**AIM OF THE TASK**
Scan the lines below and report each one containing "Google" by copying it.

[Records excerpted from a collection]
◇ ◇ ◇ ◇ ◇ ◇ ◇
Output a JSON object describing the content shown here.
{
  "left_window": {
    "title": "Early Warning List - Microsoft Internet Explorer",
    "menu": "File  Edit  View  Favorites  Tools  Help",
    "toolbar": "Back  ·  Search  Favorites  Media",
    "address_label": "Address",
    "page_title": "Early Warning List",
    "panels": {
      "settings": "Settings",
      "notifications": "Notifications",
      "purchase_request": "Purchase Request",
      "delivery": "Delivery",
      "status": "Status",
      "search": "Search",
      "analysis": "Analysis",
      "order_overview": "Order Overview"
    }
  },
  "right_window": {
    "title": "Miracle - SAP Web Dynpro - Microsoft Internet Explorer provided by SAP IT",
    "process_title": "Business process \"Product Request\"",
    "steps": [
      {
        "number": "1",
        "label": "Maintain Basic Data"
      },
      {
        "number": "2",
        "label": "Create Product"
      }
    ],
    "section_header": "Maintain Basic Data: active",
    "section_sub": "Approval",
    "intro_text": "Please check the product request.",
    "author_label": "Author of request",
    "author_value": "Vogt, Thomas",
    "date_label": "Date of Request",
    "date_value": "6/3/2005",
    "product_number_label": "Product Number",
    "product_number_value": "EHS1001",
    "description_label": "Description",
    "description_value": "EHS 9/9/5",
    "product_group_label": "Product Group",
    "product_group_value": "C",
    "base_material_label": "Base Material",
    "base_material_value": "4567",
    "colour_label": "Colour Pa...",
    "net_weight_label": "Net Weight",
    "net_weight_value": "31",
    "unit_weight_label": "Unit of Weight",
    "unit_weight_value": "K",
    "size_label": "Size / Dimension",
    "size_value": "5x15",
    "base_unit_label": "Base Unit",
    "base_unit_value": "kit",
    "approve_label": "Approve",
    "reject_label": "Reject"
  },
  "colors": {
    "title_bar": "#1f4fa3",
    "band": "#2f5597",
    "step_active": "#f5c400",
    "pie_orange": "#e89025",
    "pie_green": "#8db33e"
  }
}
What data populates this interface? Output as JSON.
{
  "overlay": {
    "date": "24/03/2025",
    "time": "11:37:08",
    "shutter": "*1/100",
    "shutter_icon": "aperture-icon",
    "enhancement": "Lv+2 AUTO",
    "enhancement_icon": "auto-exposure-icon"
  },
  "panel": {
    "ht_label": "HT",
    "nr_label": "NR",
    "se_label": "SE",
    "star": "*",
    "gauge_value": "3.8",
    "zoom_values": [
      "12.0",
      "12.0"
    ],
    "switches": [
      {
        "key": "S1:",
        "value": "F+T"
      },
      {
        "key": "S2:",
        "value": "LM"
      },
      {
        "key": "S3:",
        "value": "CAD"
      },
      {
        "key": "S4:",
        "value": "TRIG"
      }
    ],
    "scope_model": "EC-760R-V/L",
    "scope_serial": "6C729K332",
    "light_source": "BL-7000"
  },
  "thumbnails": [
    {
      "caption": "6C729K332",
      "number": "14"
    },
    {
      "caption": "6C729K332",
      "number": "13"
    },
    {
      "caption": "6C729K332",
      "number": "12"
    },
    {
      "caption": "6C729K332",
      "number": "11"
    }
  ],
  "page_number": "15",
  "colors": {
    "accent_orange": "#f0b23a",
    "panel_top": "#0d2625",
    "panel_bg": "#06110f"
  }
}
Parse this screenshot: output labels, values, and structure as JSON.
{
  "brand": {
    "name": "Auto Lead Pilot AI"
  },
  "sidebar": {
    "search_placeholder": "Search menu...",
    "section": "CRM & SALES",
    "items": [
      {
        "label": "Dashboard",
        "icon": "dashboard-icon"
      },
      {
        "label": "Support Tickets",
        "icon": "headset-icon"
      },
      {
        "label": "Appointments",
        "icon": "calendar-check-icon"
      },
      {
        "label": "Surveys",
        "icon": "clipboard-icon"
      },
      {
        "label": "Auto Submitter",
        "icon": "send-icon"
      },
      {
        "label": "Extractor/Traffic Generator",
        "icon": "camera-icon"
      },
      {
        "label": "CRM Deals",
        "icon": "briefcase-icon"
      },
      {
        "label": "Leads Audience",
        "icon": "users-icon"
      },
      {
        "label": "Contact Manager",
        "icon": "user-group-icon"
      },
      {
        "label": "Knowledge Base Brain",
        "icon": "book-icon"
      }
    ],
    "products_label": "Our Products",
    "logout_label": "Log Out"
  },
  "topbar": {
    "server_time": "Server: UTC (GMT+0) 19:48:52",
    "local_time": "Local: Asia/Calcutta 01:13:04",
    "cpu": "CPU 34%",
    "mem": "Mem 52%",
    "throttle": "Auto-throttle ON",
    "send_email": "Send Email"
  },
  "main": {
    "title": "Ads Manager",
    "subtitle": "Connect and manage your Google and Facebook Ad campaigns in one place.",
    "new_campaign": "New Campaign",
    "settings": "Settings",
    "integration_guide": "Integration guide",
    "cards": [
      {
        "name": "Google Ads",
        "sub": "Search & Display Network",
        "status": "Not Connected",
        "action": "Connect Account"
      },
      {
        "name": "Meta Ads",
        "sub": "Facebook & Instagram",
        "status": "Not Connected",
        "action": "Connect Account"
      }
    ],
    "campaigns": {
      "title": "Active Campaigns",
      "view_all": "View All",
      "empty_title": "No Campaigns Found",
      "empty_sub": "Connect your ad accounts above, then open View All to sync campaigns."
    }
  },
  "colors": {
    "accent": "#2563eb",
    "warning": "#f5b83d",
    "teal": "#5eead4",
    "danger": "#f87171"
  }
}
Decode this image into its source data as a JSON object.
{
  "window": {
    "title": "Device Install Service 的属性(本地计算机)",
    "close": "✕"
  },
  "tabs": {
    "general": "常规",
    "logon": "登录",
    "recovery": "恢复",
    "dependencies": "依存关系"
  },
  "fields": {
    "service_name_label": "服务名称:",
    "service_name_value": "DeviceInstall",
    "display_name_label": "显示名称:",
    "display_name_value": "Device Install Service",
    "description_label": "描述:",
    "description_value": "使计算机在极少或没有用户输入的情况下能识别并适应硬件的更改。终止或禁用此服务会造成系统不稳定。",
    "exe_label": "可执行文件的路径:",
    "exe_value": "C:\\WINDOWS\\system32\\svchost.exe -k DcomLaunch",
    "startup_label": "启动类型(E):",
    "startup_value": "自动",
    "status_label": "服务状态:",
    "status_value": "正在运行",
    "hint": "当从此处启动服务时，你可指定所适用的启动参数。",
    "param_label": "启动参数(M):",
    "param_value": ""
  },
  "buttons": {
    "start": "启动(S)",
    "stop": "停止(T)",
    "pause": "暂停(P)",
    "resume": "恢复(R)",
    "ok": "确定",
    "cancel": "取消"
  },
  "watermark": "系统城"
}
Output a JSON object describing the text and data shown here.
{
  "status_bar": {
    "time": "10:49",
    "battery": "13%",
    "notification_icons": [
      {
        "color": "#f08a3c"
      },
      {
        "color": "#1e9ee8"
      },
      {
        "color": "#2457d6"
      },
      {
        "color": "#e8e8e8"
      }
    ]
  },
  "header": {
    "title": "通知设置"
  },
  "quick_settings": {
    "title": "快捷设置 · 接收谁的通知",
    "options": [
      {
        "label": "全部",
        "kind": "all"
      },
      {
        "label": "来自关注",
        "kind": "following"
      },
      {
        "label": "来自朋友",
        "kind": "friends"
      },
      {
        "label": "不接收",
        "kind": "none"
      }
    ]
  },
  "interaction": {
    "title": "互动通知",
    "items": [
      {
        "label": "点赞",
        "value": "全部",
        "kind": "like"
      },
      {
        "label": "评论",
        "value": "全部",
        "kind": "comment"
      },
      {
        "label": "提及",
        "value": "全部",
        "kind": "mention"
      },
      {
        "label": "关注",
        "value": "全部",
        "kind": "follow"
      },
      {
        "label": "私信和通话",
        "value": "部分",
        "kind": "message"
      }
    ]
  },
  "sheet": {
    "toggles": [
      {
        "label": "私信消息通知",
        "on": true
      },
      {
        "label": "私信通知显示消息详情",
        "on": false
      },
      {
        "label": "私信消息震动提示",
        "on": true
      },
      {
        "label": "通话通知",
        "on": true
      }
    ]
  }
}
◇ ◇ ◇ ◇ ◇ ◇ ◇
**RESPONSE TO THIS TASK**
    "subtitle": "Connect and manage your Google and Facebook Ad campaigns in one place.",
        "name": "Google Ads",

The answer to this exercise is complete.